About this exercise
Nothing but an exact copy of the data should be output.

Stored data entries
☆ ☆ ☆ ☆

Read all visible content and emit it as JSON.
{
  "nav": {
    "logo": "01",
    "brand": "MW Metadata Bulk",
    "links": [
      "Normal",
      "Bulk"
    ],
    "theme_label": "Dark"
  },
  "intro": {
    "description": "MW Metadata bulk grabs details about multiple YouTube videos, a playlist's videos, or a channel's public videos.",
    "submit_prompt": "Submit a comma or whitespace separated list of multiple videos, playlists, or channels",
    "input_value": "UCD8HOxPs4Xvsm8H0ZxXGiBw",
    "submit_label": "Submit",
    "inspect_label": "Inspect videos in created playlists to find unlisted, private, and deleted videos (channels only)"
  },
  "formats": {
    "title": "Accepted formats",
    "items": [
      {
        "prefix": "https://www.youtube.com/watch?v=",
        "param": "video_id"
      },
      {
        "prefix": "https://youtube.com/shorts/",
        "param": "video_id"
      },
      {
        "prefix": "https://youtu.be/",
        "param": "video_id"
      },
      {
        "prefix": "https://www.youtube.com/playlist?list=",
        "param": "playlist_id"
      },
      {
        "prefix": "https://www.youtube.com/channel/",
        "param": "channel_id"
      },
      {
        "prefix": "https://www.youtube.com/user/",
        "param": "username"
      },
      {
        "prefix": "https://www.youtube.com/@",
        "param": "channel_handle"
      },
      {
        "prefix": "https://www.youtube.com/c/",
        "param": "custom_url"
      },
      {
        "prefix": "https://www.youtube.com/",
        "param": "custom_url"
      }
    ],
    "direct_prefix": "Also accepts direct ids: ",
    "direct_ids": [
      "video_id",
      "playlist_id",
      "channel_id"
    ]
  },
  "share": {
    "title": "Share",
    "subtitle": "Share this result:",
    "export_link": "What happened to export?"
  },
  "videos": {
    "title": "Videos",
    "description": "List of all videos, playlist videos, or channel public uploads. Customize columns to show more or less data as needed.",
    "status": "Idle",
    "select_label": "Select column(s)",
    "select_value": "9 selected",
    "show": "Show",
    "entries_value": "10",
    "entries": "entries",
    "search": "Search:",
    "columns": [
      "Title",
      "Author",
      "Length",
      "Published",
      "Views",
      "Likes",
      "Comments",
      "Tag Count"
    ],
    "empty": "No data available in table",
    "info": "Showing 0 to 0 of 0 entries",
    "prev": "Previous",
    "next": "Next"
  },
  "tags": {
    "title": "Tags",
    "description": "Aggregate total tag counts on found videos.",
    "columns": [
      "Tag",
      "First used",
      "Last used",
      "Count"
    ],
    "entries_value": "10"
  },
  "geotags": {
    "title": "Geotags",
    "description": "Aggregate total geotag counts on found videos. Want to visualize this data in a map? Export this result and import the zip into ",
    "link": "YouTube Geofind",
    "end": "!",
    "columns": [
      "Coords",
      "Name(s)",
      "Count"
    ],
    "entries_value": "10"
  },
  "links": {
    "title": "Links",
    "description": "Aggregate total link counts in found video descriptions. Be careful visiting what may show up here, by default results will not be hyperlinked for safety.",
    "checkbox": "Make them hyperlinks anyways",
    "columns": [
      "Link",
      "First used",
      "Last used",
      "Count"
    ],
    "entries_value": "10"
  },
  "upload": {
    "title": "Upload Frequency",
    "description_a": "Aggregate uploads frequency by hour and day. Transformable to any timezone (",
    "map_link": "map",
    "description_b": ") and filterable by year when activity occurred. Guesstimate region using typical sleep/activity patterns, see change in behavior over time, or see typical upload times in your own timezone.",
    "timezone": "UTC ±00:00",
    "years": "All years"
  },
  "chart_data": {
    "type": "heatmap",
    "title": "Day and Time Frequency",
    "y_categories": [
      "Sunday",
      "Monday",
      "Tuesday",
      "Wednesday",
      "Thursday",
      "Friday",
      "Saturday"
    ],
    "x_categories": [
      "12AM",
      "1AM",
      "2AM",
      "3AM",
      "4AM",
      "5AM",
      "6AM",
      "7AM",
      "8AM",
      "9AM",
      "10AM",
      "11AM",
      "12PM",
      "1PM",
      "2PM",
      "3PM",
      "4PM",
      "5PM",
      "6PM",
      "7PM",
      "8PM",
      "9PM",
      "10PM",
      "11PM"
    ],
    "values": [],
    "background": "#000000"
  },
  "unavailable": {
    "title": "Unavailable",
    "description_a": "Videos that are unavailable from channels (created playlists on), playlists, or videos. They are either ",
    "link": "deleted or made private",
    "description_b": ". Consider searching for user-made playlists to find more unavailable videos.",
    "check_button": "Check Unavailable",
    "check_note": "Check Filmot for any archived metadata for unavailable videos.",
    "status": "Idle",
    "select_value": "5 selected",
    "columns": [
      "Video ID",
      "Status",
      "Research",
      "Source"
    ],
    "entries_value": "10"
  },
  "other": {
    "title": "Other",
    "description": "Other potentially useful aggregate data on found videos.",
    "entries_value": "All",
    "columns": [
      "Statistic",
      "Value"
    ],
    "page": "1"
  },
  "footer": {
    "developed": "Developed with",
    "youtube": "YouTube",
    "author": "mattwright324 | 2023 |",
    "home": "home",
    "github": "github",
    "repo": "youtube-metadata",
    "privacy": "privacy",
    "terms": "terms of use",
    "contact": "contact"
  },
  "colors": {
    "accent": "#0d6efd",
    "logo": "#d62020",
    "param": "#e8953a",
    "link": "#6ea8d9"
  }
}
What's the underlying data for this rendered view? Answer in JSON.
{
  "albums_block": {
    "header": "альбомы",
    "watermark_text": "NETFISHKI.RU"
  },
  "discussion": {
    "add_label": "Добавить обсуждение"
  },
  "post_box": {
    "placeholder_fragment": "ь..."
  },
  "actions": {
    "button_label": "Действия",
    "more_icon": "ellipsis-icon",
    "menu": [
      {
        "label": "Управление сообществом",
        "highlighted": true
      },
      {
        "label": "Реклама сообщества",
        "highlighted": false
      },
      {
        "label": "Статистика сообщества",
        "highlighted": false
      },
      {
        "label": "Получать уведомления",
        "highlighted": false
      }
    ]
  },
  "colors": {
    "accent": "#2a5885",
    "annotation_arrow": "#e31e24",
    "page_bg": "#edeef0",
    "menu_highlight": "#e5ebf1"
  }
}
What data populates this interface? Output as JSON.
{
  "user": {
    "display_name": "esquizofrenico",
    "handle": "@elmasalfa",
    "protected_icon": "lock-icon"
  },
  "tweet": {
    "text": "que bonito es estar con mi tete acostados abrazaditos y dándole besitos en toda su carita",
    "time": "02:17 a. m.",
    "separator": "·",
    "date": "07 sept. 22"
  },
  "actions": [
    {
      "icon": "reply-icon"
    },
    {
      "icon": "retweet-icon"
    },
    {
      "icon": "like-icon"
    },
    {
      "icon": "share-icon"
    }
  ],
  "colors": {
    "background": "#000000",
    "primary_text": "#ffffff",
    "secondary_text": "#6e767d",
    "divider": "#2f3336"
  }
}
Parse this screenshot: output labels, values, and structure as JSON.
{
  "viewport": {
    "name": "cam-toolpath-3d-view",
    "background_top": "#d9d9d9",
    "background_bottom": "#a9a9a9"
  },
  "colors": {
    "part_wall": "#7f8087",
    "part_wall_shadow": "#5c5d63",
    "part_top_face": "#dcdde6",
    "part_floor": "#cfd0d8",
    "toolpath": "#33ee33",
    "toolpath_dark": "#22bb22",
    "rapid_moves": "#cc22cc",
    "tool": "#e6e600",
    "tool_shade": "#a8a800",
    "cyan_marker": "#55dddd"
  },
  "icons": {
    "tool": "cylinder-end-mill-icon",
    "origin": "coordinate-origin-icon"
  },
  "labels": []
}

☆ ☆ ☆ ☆

Solution to the problem
Read all visible content and emit it as JSON.
{
  "nav": {
    "logo": "01",
    "brand": "MW Metadata Bulk",
    "links": [
      "Normal",
      "Bulk"
    ],
    "theme_label": "Dark"
  },
  "intro": {
    "description": "MW Metadata bulk grabs details about multiple YouTube videos, a playlist's videos, or a channel's public videos.",
    "submit_prompt": "Submit a comma or whitespace separated list of multiple videos, playlists, or channels",
    "input_value": "UCD8HOxPs4Xvsm8H0ZxXGiBw",
    "submit_label": "Submit",
    "inspect_label": "Inspect videos in created playlists to find unlisted, private, and deleted videos (channels only)"
  },
  "formats": {
    "title": "Accepted formats",
    "items": [
      {
        "prefix": "https://www.youtube.com/watch?v=",
        "param": "video_id"
      },
      {
        "prefix": "https://youtube.com/shorts/",
        "param": "video_id"
      },
      {
        "prefix": "https://youtu.be/",
        "param": "video_id"
      },
      {
        "prefix": "https://www.youtube.com/playlist?list=",
        "param": "playlist_id"
      },
      {
        "prefix": "https://www.youtube.com/channel/",
        "param": "channel_id"
      },
      {
        "prefix": "https://www.youtube.com/user/",
        "param": "username"
      },
      {
        "prefix": "https://www.youtube.com/@",
        "param": "channel_handle"
      },
      {
        "prefix": "https://www.youtube.com/c/",
        "param": "custom_url"
      },
      {
        "prefix": "https://www.youtube.com/",
        "param": "custom_url"
      }
    ],
    "direct_prefix": "Also accepts direct ids: ",
    "direct_ids": [
      "video_id",
      "playlist_id",
      "channel_id"
    ]
  },
  "share": {
    "title": "Share",
    "subtitle": "Share this result:",
    "export_link": "What happened to export?"
  },
  "videos": {
    "title": "Videos",
    "description": "List of all videos, playlist videos, or channel public uploads. Customize columns to show more or less data as needed.",
    "status": "Idle",
    "select_label": "Select column(s)",
    "select_value": "9 selected",
    "show": "Show",
    "entries_value": "10",
    "entries": "entries",
    "search": "Search:",
    "columns": [
      "Title",
      "Author",
      "Length",
      "Published",
      "Views",
      "Likes",
      "Comments",
      "Tag Count"
    ],
    "empty": "No data available in table",
    "info": "Showing 0 to 0 of 0 entries",
    "prev": "Previous",
    "next": "Next"
  },
  "tags": {
    "title": "Tags",
    "description": "Aggregate total tag counts on found videos.",
    "columns": [
      "Tag",
      "First used",
      "Last used",
      "Count"
    ],
    "entries_value": "10"
  },
  "geotags": {
    "title": "Geotags",
    "description": "Aggregate total geotag counts on found videos. Want to visualize this data in a map? Export this result and import the zip into ",
    "link": "YouTube Geofind",
    "end": "!",
    "columns": [
      "Coords",
      "Name(s)",
      "Count"
    ],
    "entries_value": "10"
  },
  "links": {
    "title": "Links",
    "description": "Aggregate total link counts in found video descriptions. Be careful visiting what may show up here, by default results will not be hyperlinked for safety.",
    "checkbox": "Make them hyperlinks anyways",
    "columns": [
      "Link",
      "First used",
      "Last used",
      "Count"
    ],
    "entries_value": "10"
  },
  "upload": {
    "title": "Upload Frequency",
    "description_a": "Aggregate uploads frequency by hour and day. Transformable to any timezone (",
    "map_link": "map",
    "description_b": ") and filterable by year when activity occurred. Guesstimate region using typical sleep/activity patterns, see change in behavior over time, or see typical upload times in your own timezone.",
    "timezone": "UTC ±00:00",
    "years": "All years"
  },
  "chart_data": {
    "type": "heatmap",
    "title": "Day and Time Frequency",
    "y_categories": [
      "Sunday",
      "Monday",
      "Tuesday",
      "Wednesday",
      "Thursday",
      "Friday",
      "Saturday"
    ],
    "x_categories": [
      "12AM",
      "1AM",
      "2AM",
      "3AM",
      "4AM",
      "5AM",
      "6AM",
      "7AM",
      "8AM",
      "9AM",
      "10AM",
      "11AM",
      "12PM",
      "1PM",
      "2PM",
      "3PM",
      "4PM",
      "5PM",
      "6PM",
      "7PM",
      "8PM",
      "9PM",
      "10PM",
      "11PM"
    ],
    "values": [],
    "background": "#000000"
  },
  "unavailable": {
    "title": "Unavailable",
    "description_a": "Videos that are unavailable from channels (created playlists on), playlists, or videos. They are either ",
    "link": "deleted or made private",
    "description_b": ". Consider searching for user-made playlists to find more unavailable videos.",
    "check_button": "Check Unavailable",
    "check_note": "Check Filmot for any archived metadata for unavailable videos.",
    "status": "Idle",
    "select_value": "5 selected",
    "columns": [
      "Video ID",
      "Status",
      "Research",
      "Source"
    ],
    "entries_value": "10"
  },
  "other": {
    "title": "Other",
    "description": "Other potentially useful aggregate data on found videos.",
    "entries_value": "All",
    "columns": [
      "Statistic",
      "Value"
    ],
    "page": "1"
  },
  "footer": {
    "developed": "Developed with",
    "youtube": "YouTube",
    "author": "mattwright324 | 2023 |",
    "home": "home",
    "github": "github",
    "repo": "youtube-metadata",
    "privacy": "privacy",
    "terms": "terms of use",
    "contact": "contact"
  },
  "colors": {
    "accent": "#0d6efd",
    "logo": "#d62020",
    "param": "#e8953a",
    "link": "#6ea8d9"
  }
}
What's the underlying data for this rendered view? Answer in JSON.
{
  "albums_block": {
    "header": "альбомы",
    "watermark_text": "NETFISHKI.RU"
  },
  "discussion": {
    "add_label": "Добавить обсуждение"
  },
  "post_box": {
    "placeholder_fragment": "ь..."
  },
  "actions": {
    "button_label": "Действия",
    "more_icon": "ellipsis-icon",
    "menu": [
      {
        "label": "Управление сообществом",
        "highlighted": true
      },
      {
        "label": "Реклама сообщества",
        "highlighted": false
      },
      {
        "label": "Статистика сообщества",
        "highlighted": false
      },
      {
        "label": "Получать уведомления",
        "highlighted": false
      }
    ]
  },
  "colors": {
    "accent": "#2a5885",
    "annotation_arrow": "#e31e24",
    "page_bg": "#edeef0",
    "menu_highlight": "#e5ebf1"
  }
}
What data populates this interface? Output as JSON.
{
  "user": {
    "display_name": "esquizofrenico",
    "handle": "@elmasalfa",
    "protected_icon": "lock-icon"
  },
  "tweet": {
    "text": "que bonito es estar con mi tete acostados abrazaditos y dándole besitos en toda su carita",
    "time": "02:17 a. m.",
    "separator": "·",
    "date": "07 sept. 22"
  },
  "actions": [
    {
      "icon": "reply-icon"
    },
    {
      "icon": "retweet-icon"
    },
    {
      "icon": "like-icon"
    },
    {
      "icon": "share-icon"
    }
  ],
  "colors": {
    "background": "#000000",
    "primary_text": "#ffffff",
    "secondary_text": "#6e767d",
    "divider": "#2f3336"
  }
}
Parse this screenshot: output labels, values, and structure as JSON.
{
  "viewport": {
    "name": "cam-toolpath-3d-view",
    "background_top": "#d9d9d9",
    "background_bottom": "#a9a9a9"
  },
  "colors": {
    "part_wall": "#7f8087",
    "part_wall_shadow": "#5c5d63",
    "part_top_face": "#dcdde6",
    "part_floor": "#cfd0d8",
    "toolpath": "#33ee33",
    "toolpath_dark": "#22bb22",
    "rapid_moves": "#cc22cc",
    "tool": "#e6e600",
    "tool_shade": "#a8a800",
    "cyan_marker": "#55dddd"
  },
  "icons": {
    "tool": "cylinder-end-mill-icon",
    "origin": "coordinate-origin-icon"
  },
  "labels": []
}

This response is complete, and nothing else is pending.